Anyway, if you just hit cancel then your next step is to print out your visa form delivery receipt. This is one of the documents that you have to bring with you to your appointment, so don’t forget about it!
Schedule an appointment
Your next step is to schedule an appointment. This is easy to do and just requires you to follow basic directions and go to the appointment booking website. We found morning availability for the next day when we searched and there were plenty of open slots for the coming week so you should have a pretty easy time booking an appointment if you’re even just a little bit flexible.
You can schedule up to two appointments for one slot and the other applicant doesn’t need to be there (just bring a copy of their ID). You can schedule appointments for more than one additional person but those additional appointments will have to be booked separately and in groups of two. If you need to book appointments for seven or more people then you have to meet special group application requirements.
The building for the consulate is located directly off of 610 if you’re going north on the westside of Houston. It’s pretty hard to miss and you can actually pull into their little driveway and go right into the visiting center parking (it’s free, thankfully).
Once you park, go inside and sign in with the front desk. You then need to go up to the 11th floor and you’ll head directly to your right where the visa signs to go. There’s like fifteen chairs and you just take a seat. You don’t sign in up there and the workers will just call your name when they are ready.
Tip: They only called names one time and didn’t shout the names too loudly when I was there and a few people seemed to miss their name being called. Thus, I’d sit as close to the front as possible.
For a tourist visa you will likely need at least the following documents.
- Print out of delivery receipt form
- Print out Itinerary (plane tickets)
- Copy of ID for additional applicants
- USPS (United States Postal Service) Money Order (Make sure this is a money order from the USPS, as this is one requirement they seemed very strict about!)
They called my name about 20 minutes after my scheduled appointment. This appointment lasted just a few seconds and the only issue for me was that I didn’t have a print out of my itinerary or a copy of Brad’s ID. Luckily, she accepted the itinerary that showed up on my Aadvantage App on my iPhone and let me get by with a photo Brad sent of his ID from his phone. It was kind of funny how easy it was satisfy the requirements but I was very thankful that it didn’t become too difficult.
There’s a cafe on floor 7 of the building and the workers encourage you to go down there for about 30 minutes while you wait for your visa to be processed.
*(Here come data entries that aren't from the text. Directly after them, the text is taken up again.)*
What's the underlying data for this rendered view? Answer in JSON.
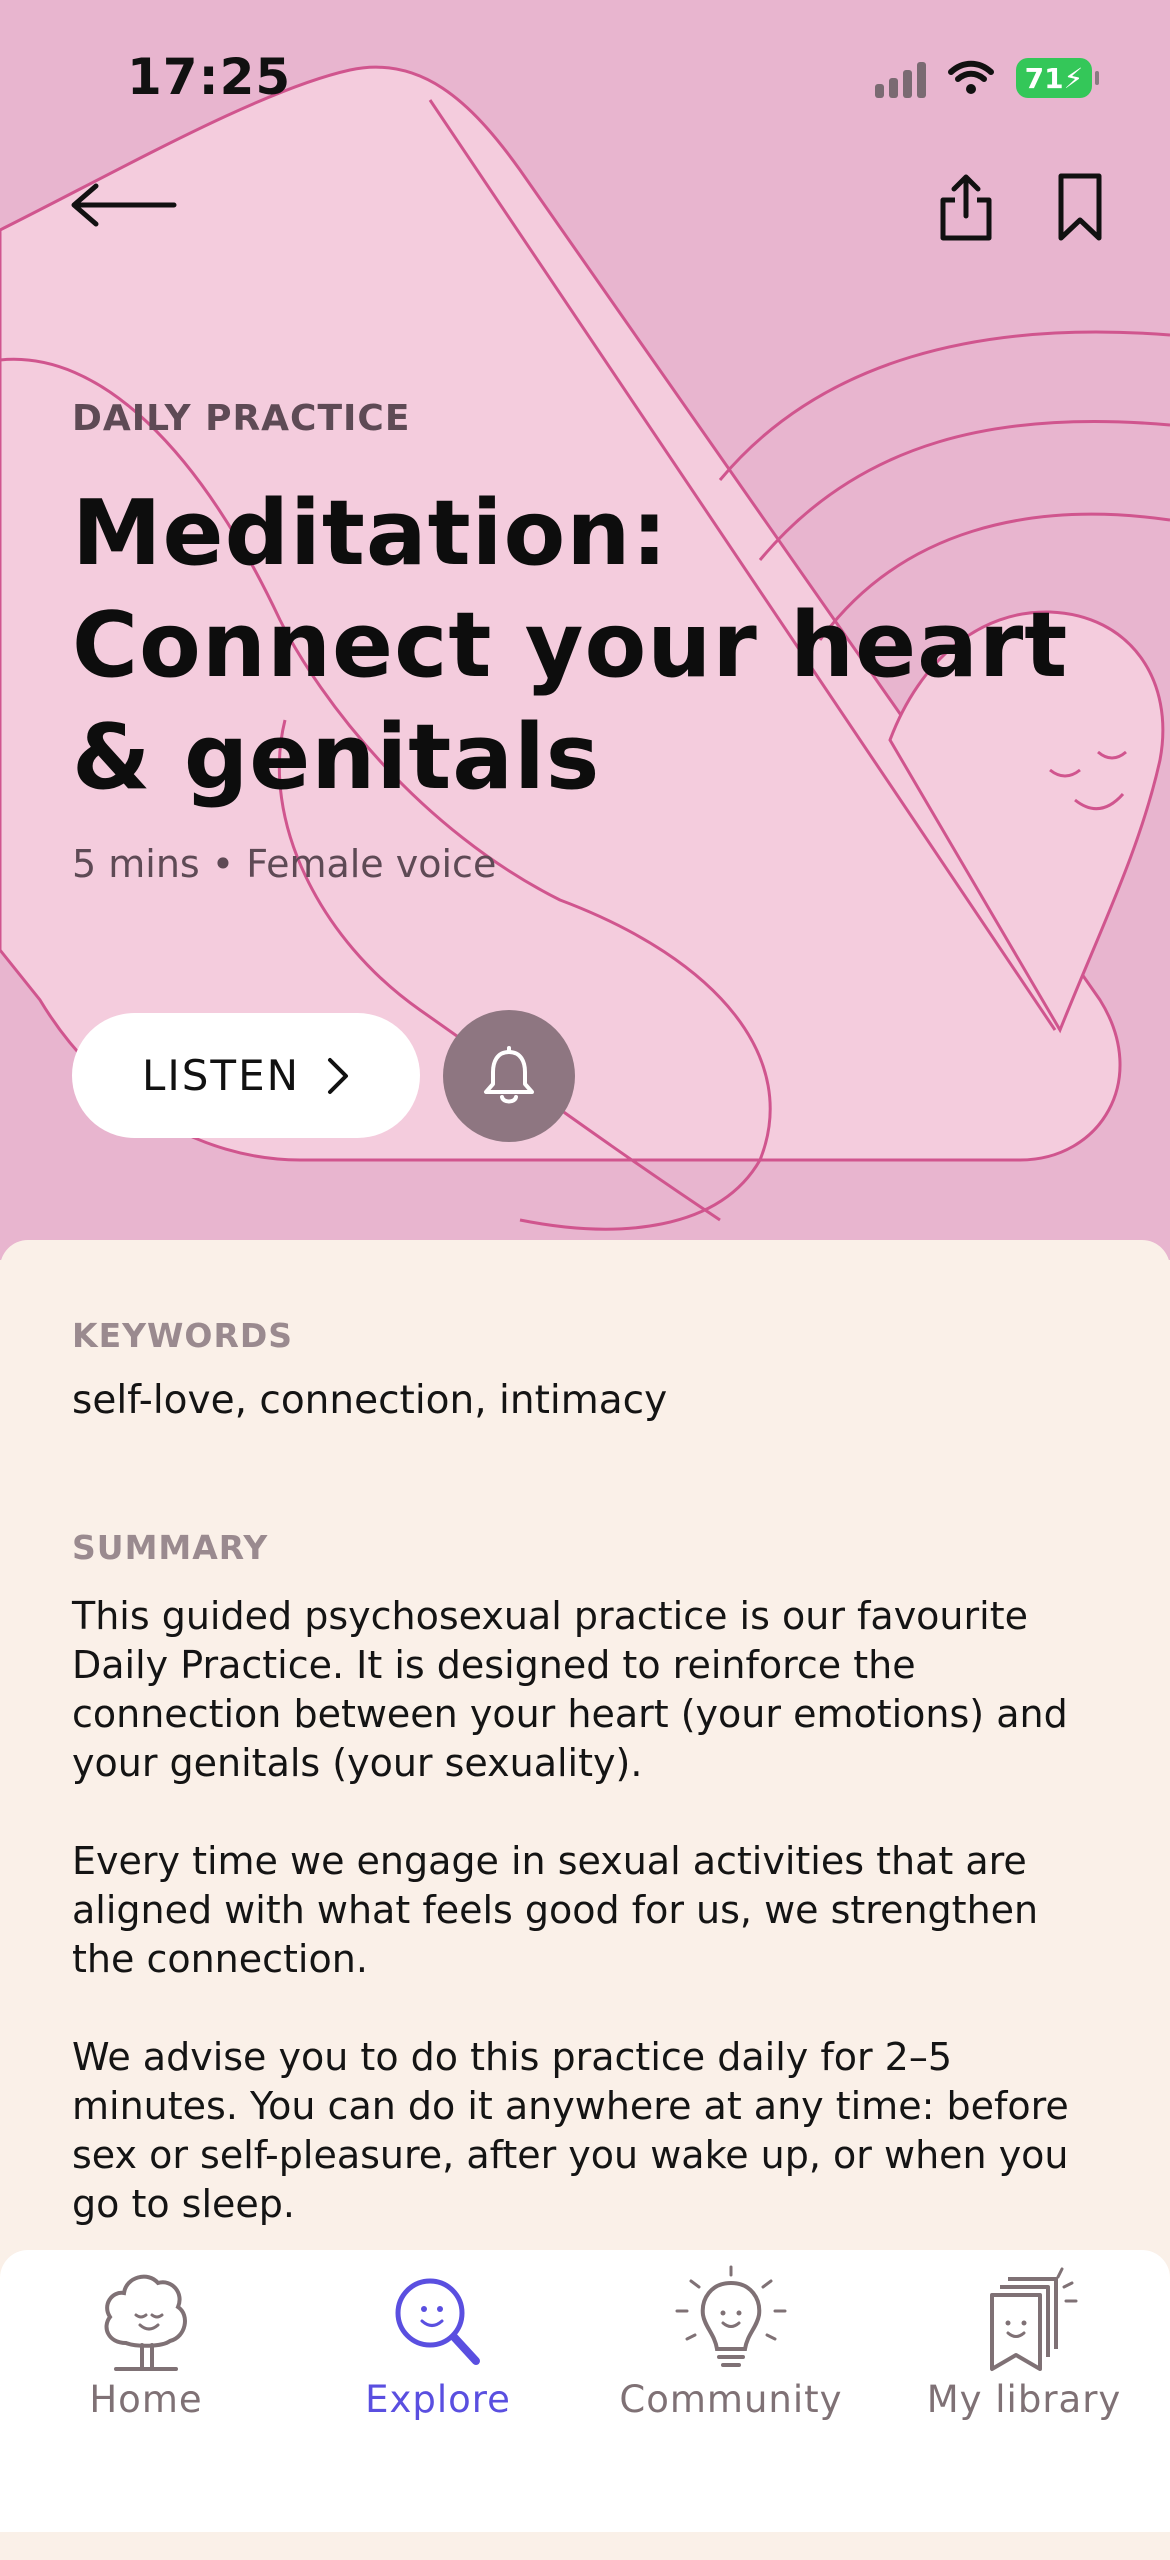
{
  "status_bar": {
    "time": "17:25",
    "battery": "71"
  },
  "header": {
    "eyebrow": "DAILY PRACTICE",
    "title": "Meditation: Connect your heart & genitals",
    "meta": "5 mins • Female voice",
    "listen_label": "LISTEN"
  },
  "details": {
    "keywords_label": "KEYWORDS",
    "keywords": "self-love, connection, intimacy",
    "summary_label": "SUMMARY",
    "summary_paragraphs": [
      "This guided psychosexual practice is our favourite Daily Practice. It is designed to reinforce the connection between your heart (your emotions) and your genitals (your sexuality).",
      "Every time we engage in sexual activities that are aligned with what feels good for us, we strengthen the connection.",
      "We advise you to do this practice daily for 2–5 minutes. You can do it anywhere at any time: before sex or self-pleasure, after you wake up, or when you go to sleep."
    ]
  },
  "tabs": [
    {
      "label": "Home",
      "icon": "tree-icon",
      "active": false
    },
    {
      "label": "Explore",
      "icon": "magnifier-icon",
      "active": true
    },
    {
      "label": "Community",
      "icon": "lightbulb-icon",
      "active": false
    },
    {
      "label": "My library",
      "icon": "books-icon",
      "active": false
    }
  ],
  "colors": {
    "hero_bg": "#E8B5CF",
    "hero_shape": "#F4CCDD",
    "line": "#D0558E",
    "content_bg": "#FAF0E8",
    "accent": "#5A4FE0",
    "bell_bg": "#8E7681",
    "battery": "#34C759"
  }
}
I didn’t check out the cafe so I’m not sure what all was down there but a lot of people seemed to be interested in it.
Anyway, about 45 minutes after my appointment, they called me to the front to verify the details on the visas and just like that I had two tourist visas for Brazil in under 24 hours! It’s awesome how quickly you can get them and I even met a guy on the elevator who was leaving for Brazil the next day and just getting his visa!
I’ve applied for a few visas but so far the tourist visa for Brazil has been of the easiest for me to apply for. Just follow the directions online and you should have no problems getting approved for your visa, potentially in as quickly as 24 hours as we did!
Daniel Gillaspia is the Founder of UponArriving.com and creator of the credit card app, WalletFlo. He is a former attorney turned full-time travel expert covering destinations along with TSA, airline, and hotel policies. Since 2014, his content has been featured in major publications such as National Geographic, Smithsonian Magazine, Forbes, CNBC, US News, and Business Insider. Find his full bio here.